Another fascinating chapter in the life of W. Somerset Maugham. Too old and ill to serve in the army, he offered to serve the British as a spy during World War I. The government thought it was a great opportunity, because who would suspect a middle-aged, famous novelist in ill health of being an agent?
Maugham published Ashenden in 1928, a group of short stories based on his experiences. For the first time, a spy was portrayed as gentlemanly, sophisticated and aloof. Ian Fleming, later a friend of Maugham, said that Ashenden influenced his own writing of spy stories.
In 1960, Ian Fleming published For Your Eyes Only, a collection of short James Bond stories. Fleming undertook some minor experiments with the format, including the story Quantum of Solace, written in the style of and as a direct homage to Maugham.
Ashenden is a fun collection of stories. Some come across as absurdist, but many witnesses attest how Maugham always stuck closely to the facts. It's crazy to think these events very likely happened. For example, Maugham almost married a Russian woman until he found her too disagreeable because she wouldn’t let him have his eggs scrambled ('too bourgeois').
There's also the case of the ‘pathetic demise’ of an American diplomat in revolutionary Russia. Guests had been advised to evacuate a hotel but the diplomat insisted on first retrieving his laundry (Russia had 'inconvenienced' him enough and he didn’t want them to get their hands on 'four perfectly good shirts') and ended up getting shot.

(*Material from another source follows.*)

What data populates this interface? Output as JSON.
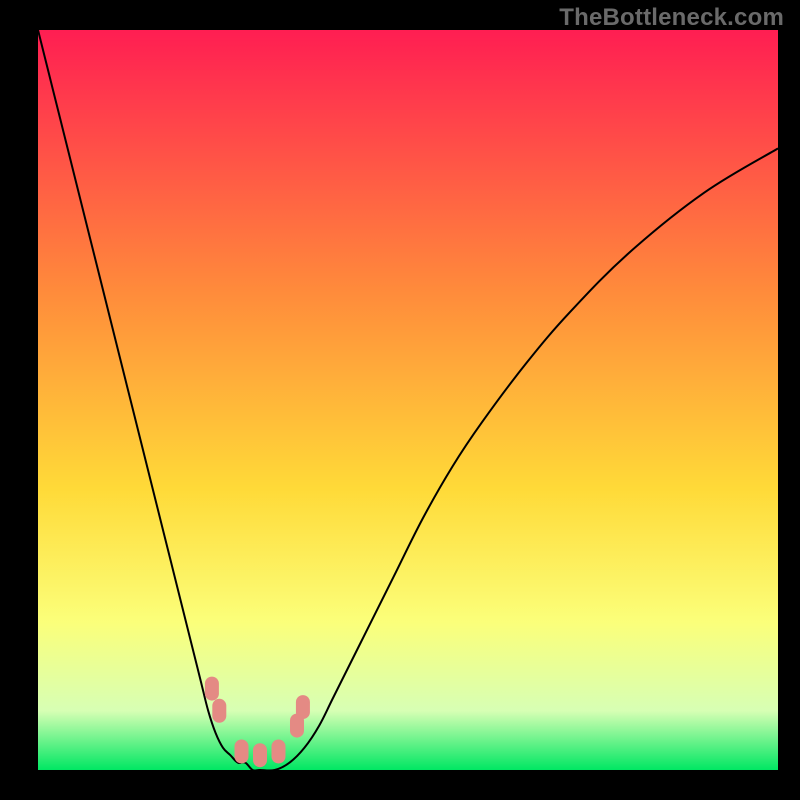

The stories influenced everyone from John Le Carré to Raymond Chandler. Their publication was delayed until they were no longer deemed a threat to national security, and a couple were banned by Churchill altogether. They were also used by Goebbels in his propaganda speeches in Nazi Germany, he believed they showed the callous coldness of the English.
Info for this post came from Selina Hastings's great Maugham biography and Craig Showalter's article: Somerset Maugham - World Traveler, Famed Storyteller